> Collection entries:
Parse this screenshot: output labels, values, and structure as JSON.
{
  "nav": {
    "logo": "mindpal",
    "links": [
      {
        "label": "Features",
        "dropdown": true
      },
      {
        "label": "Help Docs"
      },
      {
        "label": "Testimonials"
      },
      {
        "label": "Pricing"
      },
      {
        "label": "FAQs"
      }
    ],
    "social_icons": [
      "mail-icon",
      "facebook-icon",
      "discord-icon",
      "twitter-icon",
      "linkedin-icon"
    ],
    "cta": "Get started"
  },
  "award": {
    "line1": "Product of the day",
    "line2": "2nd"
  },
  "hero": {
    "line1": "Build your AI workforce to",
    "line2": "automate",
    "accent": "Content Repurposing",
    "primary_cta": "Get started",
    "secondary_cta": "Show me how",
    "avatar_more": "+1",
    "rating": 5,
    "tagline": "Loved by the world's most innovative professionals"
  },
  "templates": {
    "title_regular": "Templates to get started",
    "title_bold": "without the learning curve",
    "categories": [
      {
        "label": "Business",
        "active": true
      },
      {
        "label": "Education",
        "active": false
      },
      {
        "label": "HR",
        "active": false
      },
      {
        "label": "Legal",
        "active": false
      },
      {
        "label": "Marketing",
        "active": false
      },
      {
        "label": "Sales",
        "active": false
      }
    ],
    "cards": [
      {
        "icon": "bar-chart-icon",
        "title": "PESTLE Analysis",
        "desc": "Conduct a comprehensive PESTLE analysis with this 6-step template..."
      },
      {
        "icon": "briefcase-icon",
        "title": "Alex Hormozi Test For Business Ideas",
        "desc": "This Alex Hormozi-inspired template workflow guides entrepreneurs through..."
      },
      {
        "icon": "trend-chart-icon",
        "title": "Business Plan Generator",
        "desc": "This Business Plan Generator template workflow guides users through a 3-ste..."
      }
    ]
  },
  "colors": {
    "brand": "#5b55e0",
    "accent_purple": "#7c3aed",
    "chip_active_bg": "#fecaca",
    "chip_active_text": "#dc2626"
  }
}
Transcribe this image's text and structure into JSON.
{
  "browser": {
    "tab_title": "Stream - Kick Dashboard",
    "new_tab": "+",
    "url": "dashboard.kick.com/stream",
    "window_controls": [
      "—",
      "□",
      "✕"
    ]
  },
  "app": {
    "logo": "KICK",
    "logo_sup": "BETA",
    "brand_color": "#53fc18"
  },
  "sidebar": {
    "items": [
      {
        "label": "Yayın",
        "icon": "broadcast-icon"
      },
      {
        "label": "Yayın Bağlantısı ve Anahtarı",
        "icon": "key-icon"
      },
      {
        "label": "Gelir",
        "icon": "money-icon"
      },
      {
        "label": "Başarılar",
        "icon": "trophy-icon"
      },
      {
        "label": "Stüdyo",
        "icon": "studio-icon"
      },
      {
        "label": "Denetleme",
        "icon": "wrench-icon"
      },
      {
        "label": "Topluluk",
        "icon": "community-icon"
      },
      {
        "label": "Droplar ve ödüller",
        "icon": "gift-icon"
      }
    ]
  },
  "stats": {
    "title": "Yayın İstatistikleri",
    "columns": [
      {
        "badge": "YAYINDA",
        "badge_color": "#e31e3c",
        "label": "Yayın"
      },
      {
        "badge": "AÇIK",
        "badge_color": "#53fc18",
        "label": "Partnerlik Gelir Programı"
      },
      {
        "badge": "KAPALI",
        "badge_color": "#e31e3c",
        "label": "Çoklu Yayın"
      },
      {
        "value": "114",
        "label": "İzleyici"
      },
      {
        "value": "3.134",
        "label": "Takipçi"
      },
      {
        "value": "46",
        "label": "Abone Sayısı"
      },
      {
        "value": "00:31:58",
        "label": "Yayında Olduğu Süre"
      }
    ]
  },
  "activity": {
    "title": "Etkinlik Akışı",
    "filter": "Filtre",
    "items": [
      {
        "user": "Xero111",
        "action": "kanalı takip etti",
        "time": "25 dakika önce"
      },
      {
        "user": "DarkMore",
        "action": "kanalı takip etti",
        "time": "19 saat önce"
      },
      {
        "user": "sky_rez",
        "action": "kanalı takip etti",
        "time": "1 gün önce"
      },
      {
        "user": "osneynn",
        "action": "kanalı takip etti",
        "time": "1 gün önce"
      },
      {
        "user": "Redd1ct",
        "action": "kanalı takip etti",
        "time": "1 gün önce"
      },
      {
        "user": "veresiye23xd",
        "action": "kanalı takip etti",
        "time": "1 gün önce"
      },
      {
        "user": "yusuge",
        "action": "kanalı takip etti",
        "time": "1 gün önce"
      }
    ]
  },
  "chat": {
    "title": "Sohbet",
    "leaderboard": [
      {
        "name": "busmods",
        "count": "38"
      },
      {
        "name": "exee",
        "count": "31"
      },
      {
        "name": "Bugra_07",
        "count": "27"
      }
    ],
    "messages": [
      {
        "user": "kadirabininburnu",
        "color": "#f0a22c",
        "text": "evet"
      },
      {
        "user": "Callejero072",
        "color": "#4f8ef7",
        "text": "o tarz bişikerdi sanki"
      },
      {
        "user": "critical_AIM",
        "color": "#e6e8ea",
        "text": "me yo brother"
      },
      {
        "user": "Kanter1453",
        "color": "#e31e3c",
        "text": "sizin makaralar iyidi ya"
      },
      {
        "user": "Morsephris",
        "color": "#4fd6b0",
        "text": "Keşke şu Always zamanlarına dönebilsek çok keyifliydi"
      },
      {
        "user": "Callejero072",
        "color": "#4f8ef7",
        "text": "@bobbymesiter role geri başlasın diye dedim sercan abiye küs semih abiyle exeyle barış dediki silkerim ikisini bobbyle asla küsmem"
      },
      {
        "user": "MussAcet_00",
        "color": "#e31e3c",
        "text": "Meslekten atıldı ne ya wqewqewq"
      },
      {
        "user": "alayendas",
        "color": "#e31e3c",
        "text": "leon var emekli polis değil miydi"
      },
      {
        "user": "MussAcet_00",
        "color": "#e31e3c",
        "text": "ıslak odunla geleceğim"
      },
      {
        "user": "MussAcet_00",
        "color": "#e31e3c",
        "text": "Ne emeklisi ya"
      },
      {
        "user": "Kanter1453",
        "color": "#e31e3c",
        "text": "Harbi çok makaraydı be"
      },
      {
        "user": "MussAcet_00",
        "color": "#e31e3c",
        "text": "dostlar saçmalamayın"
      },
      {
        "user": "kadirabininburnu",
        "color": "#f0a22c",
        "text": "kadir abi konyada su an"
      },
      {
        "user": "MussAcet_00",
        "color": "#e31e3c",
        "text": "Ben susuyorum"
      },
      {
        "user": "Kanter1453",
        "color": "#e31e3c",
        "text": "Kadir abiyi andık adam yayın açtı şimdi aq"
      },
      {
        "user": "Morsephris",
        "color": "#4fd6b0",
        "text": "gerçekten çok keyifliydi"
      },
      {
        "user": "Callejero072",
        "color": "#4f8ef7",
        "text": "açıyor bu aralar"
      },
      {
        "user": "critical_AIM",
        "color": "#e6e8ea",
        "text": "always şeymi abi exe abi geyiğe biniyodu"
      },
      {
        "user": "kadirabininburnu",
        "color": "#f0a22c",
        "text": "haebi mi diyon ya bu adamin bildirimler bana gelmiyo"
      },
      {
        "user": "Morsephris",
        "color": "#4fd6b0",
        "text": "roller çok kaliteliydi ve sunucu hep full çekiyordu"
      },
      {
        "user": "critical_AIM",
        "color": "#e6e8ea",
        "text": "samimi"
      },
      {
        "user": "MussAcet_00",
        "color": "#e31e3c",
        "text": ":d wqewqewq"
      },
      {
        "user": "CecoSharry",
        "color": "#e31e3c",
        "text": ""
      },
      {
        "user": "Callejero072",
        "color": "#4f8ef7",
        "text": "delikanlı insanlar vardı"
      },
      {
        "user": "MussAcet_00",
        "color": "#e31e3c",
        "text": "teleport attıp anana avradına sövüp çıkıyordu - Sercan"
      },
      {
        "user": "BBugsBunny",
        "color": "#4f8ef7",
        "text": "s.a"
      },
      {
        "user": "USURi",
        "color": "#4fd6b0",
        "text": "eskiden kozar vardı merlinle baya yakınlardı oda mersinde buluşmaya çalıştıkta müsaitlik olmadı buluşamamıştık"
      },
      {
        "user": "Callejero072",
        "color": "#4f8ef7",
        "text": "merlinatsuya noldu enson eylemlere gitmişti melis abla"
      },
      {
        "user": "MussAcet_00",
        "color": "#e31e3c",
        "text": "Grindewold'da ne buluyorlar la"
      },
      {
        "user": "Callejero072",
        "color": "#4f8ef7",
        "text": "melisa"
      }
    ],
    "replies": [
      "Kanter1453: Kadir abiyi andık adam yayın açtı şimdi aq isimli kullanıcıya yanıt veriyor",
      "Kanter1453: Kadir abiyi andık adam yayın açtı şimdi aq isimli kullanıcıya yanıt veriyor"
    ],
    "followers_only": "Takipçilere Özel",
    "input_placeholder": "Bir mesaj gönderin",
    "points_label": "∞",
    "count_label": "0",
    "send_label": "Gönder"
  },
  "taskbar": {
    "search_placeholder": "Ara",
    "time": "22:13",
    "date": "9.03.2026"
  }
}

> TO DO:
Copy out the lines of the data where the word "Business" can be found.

> PROBLEM SOLUTION:
        "label": "Business",
        "title": "Alex Hormozi Test For Business Ideas",
        "title": "Business Plan Generator",
        "desc": "This Business Plan Generator template workflow guides users through a 3-ste..."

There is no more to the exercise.